Interface dataset entries

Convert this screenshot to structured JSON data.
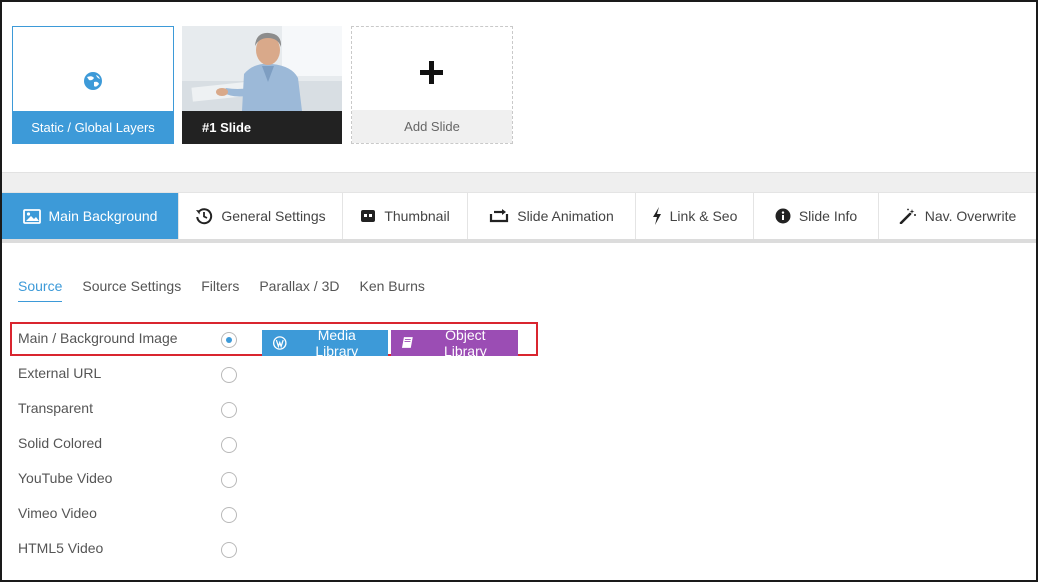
{
  "slides": {
    "static_label": "Static / Global Layers",
    "slide1_label": "#1 Slide",
    "add_label": "Add Slide"
  },
  "tabs": [
    {
      "label": "Main Background",
      "icon": "image-icon"
    },
    {
      "label": "General Settings",
      "icon": "history-icon"
    },
    {
      "label": "Thumbnail",
      "icon": "thumbnail-icon"
    },
    {
      "label": "Slide Animation",
      "icon": "loop-icon"
    },
    {
      "label": "Link & Seo",
      "icon": "bolt-icon"
    },
    {
      "label": "Slide Info",
      "icon": "info-icon"
    },
    {
      "label": "Nav. Overwrite",
      "icon": "magic-wand-icon"
    }
  ],
  "subtabs": [
    "Source",
    "Source Settings",
    "Filters",
    "Parallax / 3D",
    "Ken Burns"
  ],
  "source_options": [
    {
      "label": "Main / Background Image",
      "selected": true
    },
    {
      "label": "External URL",
      "selected": false
    },
    {
      "label": "Transparent",
      "selected": false
    },
    {
      "label": "Solid Colored",
      "selected": false
    },
    {
      "label": "YouTube Video",
      "selected": false
    },
    {
      "label": "Vimeo Video",
      "selected": false
    },
    {
      "label": "HTML5 Video",
      "selected": false
    }
  ],
  "buttons": {
    "media_library": "Media Library",
    "object_library": "Object Library"
  },
  "colors": {
    "accent": "#3d9ad8",
    "object_library": "#9b4db4",
    "highlight": "#d9252f",
    "slide_caption_dark": "#222222"
  }
}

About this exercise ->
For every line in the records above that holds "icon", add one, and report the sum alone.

Output for this task ->
7